- The Encyclopedia of Needlework by Therese de Dillmont (published in 1886) has a reference to blanket, or button-hole stitch on page 76. This classic reference book can be viewed on line in its entirety. If you go to the website and click on Chapter 5 – whitework, you can see the actual reference and photo on line. Some copies have the DMC emblem on the inside book covers; in the 19th century DMC established strong links with the famous embroiderer. The friendship between Therese and Jean Dollfus-Mieg (of DMC) led her to move close to the company. She founded her own embroidery school in close cooperation with DMC.
There are several authors trying to set the record straight.
- Carol Pedersen’s Hardanger Tips, Tricks and Fix-Its book has two pages devoted to these stitches, their differences, turning corners, and changing threads.
- See an article by Marion Scoular on this subject at Heritage Shoppe. There are stitch diagrams here showing the difference.

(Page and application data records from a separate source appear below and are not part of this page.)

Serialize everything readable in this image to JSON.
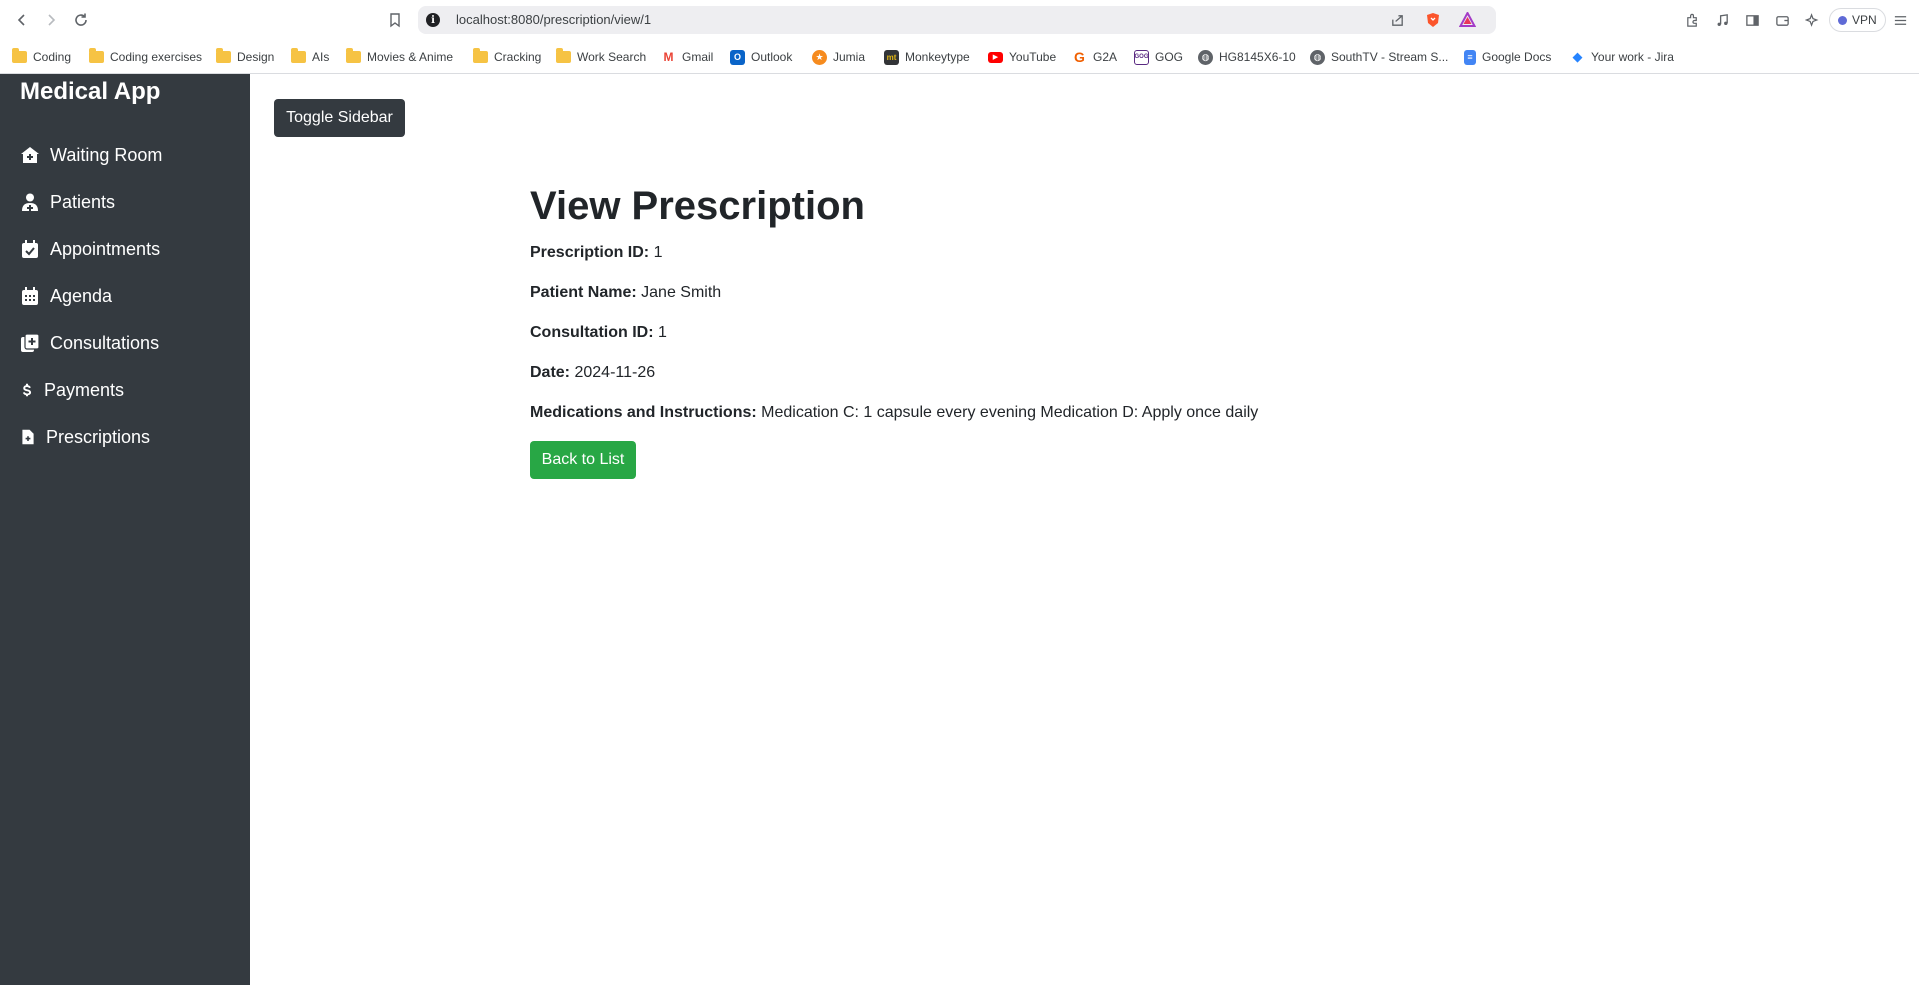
{
  "browser": {
    "url": "localhost:8080/prescription/view/1",
    "vpn_label": "VPN",
    "bookmarks": [
      {
        "label": "Coding",
        "icon": "folder-icon"
      },
      {
        "label": "Coding exercises",
        "icon": "folder-icon"
      },
      {
        "label": "Design",
        "icon": "folder-icon"
      },
      {
        "label": "AIs",
        "icon": "folder-icon"
      },
      {
        "label": "Movies & Anime",
        "icon": "folder-icon"
      },
      {
        "label": "Cracking",
        "icon": "folder-icon"
      },
      {
        "label": "Work Search",
        "icon": "folder-icon"
      },
      {
        "label": "Gmail",
        "icon": "gmail-icon"
      },
      {
        "label": "Outlook",
        "icon": "outlook-icon"
      },
      {
        "label": "Jumia",
        "icon": "jumia-icon"
      },
      {
        "label": "Monkeytype",
        "icon": "monkeytype-icon"
      },
      {
        "label": "YouTube",
        "icon": "youtube-icon"
      },
      {
        "label": "G2A",
        "icon": "g2a-icon"
      },
      {
        "label": "GOG",
        "icon": "gog-icon"
      },
      {
        "label": "HG8145X6-10",
        "icon": "globe-icon"
      },
      {
        "label": "SouthTV - Stream S...",
        "icon": "globe-icon"
      },
      {
        "label": "Google Docs",
        "icon": "google-docs-icon"
      },
      {
        "label": "Your work - Jira",
        "icon": "jira-icon"
      }
    ]
  },
  "sidebar": {
    "brand": "Medical App",
    "items": [
      {
        "label": "Waiting Room",
        "icon": "house-medical-icon"
      },
      {
        "label": "Patients",
        "icon": "user-doctor-icon"
      },
      {
        "label": "Appointments",
        "icon": "calendar-check-icon"
      },
      {
        "label": "Agenda",
        "icon": "calendar-icon"
      },
      {
        "label": "Consultations",
        "icon": "file-plus-icon"
      },
      {
        "label": "Payments",
        "icon": "dollar-icon"
      },
      {
        "label": "Prescriptions",
        "icon": "file-medical-icon"
      }
    ]
  },
  "main": {
    "toggle_label": "Toggle Sidebar",
    "title": "View Prescription",
    "fields": [
      {
        "label": "Prescription ID:",
        "value": "1"
      },
      {
        "label": "Patient Name:",
        "value": "Jane Smith"
      },
      {
        "label": "Consultation ID:",
        "value": "1"
      },
      {
        "label": "Date:",
        "value": "2024-11-26"
      },
      {
        "label": "Medications and Instructions:",
        "value": "Medication C: 1 capsule every evening Medication D: Apply once daily"
      }
    ],
    "back_label": "Back to List"
  },
  "colors": {
    "sidebar_bg": "#343a40",
    "success": "#28a745",
    "text": "#212529"
  }
}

So, after all that, which stitch should you use? If the purpose of the stitch is to reinforce the edge when the fabric is cut away, then it may depend upon your stitching style and the thread count of the fabric. If you are using a finer thread count, say 32 count, you should be able to do a blanket stitch. The stitches are small and close together. On a 25- or 28-count fabric you should be able to do a blanket stitch if you make them tight. If you have a loose stitch you may have better luck with the buttonhole stitch. On a 22-count or larger fabric, you are probably better off with the buttonhole stitch because the stitches just aren’t as close together.
How to Do The Stitch

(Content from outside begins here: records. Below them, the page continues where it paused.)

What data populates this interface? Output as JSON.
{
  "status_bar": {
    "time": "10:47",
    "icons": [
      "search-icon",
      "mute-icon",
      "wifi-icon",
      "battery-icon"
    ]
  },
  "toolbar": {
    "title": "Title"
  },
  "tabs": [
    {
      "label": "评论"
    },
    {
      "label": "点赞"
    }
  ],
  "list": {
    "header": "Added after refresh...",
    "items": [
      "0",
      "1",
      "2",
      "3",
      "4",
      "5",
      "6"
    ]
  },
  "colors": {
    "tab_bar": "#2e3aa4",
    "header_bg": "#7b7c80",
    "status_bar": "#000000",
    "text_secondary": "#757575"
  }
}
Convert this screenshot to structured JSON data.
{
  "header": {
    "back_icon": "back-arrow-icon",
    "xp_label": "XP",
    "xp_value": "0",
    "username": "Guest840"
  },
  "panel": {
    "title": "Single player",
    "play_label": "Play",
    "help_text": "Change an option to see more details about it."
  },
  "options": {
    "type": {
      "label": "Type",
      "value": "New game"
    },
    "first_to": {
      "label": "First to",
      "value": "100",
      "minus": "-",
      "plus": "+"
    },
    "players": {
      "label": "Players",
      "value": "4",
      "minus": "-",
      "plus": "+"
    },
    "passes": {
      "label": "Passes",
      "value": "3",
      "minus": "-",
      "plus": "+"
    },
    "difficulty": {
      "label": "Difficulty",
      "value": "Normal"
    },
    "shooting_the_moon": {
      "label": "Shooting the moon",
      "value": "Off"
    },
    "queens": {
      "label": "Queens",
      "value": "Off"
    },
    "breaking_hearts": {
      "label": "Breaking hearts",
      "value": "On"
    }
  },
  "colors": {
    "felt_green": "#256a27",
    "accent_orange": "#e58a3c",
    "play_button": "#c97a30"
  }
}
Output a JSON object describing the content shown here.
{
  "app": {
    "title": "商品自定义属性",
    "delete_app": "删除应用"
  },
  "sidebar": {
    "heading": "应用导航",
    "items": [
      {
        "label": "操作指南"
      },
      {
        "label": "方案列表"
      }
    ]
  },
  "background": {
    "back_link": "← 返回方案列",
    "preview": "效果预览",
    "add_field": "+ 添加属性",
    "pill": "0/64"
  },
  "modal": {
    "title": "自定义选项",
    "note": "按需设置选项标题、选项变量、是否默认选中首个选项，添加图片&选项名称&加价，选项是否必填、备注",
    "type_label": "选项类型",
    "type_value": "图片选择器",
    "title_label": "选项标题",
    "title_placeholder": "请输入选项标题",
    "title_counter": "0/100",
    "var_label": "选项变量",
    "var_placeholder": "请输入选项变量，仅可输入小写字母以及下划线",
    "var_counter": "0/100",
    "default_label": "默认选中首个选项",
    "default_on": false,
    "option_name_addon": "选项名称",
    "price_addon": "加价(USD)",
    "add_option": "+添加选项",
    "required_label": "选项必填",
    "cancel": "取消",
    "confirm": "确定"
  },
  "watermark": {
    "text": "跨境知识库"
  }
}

There is a great series of charts for the blanket stitch.
Here is another resource with instruction for both stitches. It comes from a website dealing with US history and this is a reference about these two stitches as they pertain to buttonholes in the 1800’s.
Here’s what the article says about the buttonhole stitch.
"You can sew the buttonhole stitch in any direction. Hold the thread along the top edge of the material, with the end pointing in the direction you are going to sew. Make a loop, with the top of the loop pointing upward. Inserting the needle through the loop, then into the fabric from the wrong side and then through the large loop left on the right side of the material. Tighten your stitch, keeping the purl on top by see-sawing the thread and using your fingernail. The additional stitches are created by arching the thread over the right side opening of the buttonhole in the direction you are sewing, then looping down and back around in the opposite direction your are sewing, through the loop at the top, then through the material from the wrong side about 1/16th of an inch from the last stitch, through the large loop on the right side and then tightening as before. Continue doing this all the way around the buttonhole until done."
Here is the blanket stitch.
Here is the buttonhole stitch.
It may be hard to tell from these photos, but the buttonhole stitch was much neater. Because of its construction, it naturally made the stitches tighter. The buttonhole stitch also took less thread!
Prior to stitching, run your thread through a thread conditioner like Thread Heaven. This will strengthen the thread and prevent twisting while sewing the edge whether you are doing a buttonhole or blanket stitch.